By Martin Keys / December 30, 2011
In 2003, PC gaming was undergoing a significant evolution. Deus Ex: Invisible War was among the first titles to incorporate the Havok engine and utilise many of the features in DX9's canon. While the latter merely acted to create the graphical advantage that the PC obtains about two or so years into any given console generation's life span, the former reinvigorated several genres, not least of which was the FPS.
To an extent Invisible War succeeded in showing us what Havok and DX9 were capable of. The physics are a lot of fun to use and abuse; throwing stools at coffee shop patrons and in turn trashing the place takes a while to get dull. It's then that you think to stop piling corpses in a humorous fashion and try to implement the physics to your practical advantage. It can be done, but not in an entirely satisfactory manner mainly due to the limitations in level design and AI, who seems blissfully unaware or uncaring of your antics until a trigger condition is met.
The AI was one of the major bugbears of the original, which unfortunately has not been revised in any way shape or form. One firefight that was requiring much quick-loading on my part I found to be avoidable by merely jumping onto a ledge 6 feet off the ground and shooting at the enemy who seemed to be incapable of combat on more than one plane. Stealth also suffers from a poor implementation of AI; amazingly the manual claims that detection is calculated in a way similar to Thief in that metal makes more noise than carpet, yet I found it impossible to remain unheard at any point in the game regardless of any conditions.
Losing the points system from the first game was another massive mistake. It was in Cairo when I went to see the woman whose kid I got enrolled in Tarsus that it hit me that there is no impetus to go and do the sidestories. At all. You don't gain experience, it doesn't (I presume) add to a final completion percentage. They are just there for you to do if you feel like it, and that's just not enough. You may get some credits, but there's so little to spend them on.
As for the biomods... at first I thought it was going to be tough because you could only have one from each category, but early on I decided to beef up the spydrone, at which point I became capable of dispatching bots in seconds thanks to my EMP blast. With that and my cloaks, again fully powered, I didn't even have to sneak in this game. Plentiful multi-tools meant I never missed hacking a computer. It's such a broken system, even though on the face of it it's nice to play, but on closer inspection turns out to have no depth at all. I was utterly gutted. How did they get it so wrong?
Like all other choices in the game stealth is binary and uninteresting: you are either invisible to your enemy or you are not.
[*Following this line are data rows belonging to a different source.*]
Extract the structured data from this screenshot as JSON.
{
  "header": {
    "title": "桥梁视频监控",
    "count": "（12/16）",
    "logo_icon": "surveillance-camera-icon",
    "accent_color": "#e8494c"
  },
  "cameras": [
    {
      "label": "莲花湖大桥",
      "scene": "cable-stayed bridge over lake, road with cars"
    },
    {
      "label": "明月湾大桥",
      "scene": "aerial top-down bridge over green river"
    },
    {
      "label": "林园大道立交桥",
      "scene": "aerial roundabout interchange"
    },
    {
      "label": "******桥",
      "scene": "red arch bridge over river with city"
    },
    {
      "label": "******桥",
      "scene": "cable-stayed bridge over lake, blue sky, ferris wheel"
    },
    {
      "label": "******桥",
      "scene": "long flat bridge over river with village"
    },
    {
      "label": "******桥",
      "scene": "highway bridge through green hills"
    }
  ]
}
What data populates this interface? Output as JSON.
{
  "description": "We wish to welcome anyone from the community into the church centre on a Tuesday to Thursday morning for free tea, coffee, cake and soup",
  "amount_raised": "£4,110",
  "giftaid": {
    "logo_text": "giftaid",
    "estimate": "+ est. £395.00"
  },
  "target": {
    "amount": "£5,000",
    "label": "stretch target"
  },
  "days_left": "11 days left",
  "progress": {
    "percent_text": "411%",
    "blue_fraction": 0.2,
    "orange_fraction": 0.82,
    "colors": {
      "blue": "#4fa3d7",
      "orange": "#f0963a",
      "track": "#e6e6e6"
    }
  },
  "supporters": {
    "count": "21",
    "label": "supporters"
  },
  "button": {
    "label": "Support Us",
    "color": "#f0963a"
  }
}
Unlike the first game the level design is so poor that there are rarely any extenuating factors on your choices. So there is no skill or imagination involved in the implementation of your (now fairly limited compared to DX1) skillset. The choice is there but why investigate alternatives when one is obviously best? I.e. just jump over the laser trip-wire rather than waste a multi-tool, which is nearly always an option in this game.
The major plot choices also follow this logic, and more distressingly have no bearing on the game. You will always be given an objective from a faction regardless of how many of their followers you have killed and how many of their previous objectives you ignored. Not such a huge problem if the plot were interesting, or even passable, which is rare enough in a game; but the plot here, though far from awful, is hugely inferior to its predecessor's, and its major twists fall somewhat flat given the short playtime (merely around 10 hours for me). The game's brevity, on the other hand, would not have been a negative point on its own, but when coupled with the ludicrously low level of challenge, even on Realistic, becomes unpardonable. (Funnily enough, Hard is actually a lot more difficult than Realistic; weapons do much greater damage on Realistic but this works both ways, effectively halving your adversaries' health, which is why Hard is my preferred mode of play as I like my enemies to go down after a semi-reasonable number of bullets).
And this is just a final nail in the coffin for what was, by some margin, the biggest disappointment of 2003 for me. The original was a masterpiece, it was at times clunky and overlong but with a ton of depth and satisfaction to be had. I thought an easy way to summarise the game would be through comparison to its big brother, but unfortunately Invisible War would seem to be a little waster runt born of lesser stock (possibly out of wedlock). This will be enjoyable for the first little while, but once the lack of depth becomes all too apparent and the awful level design kicks in (ANOTHER VENT, how convenient) you may find yourself booting up the original to muster hope for the third Deus Ex.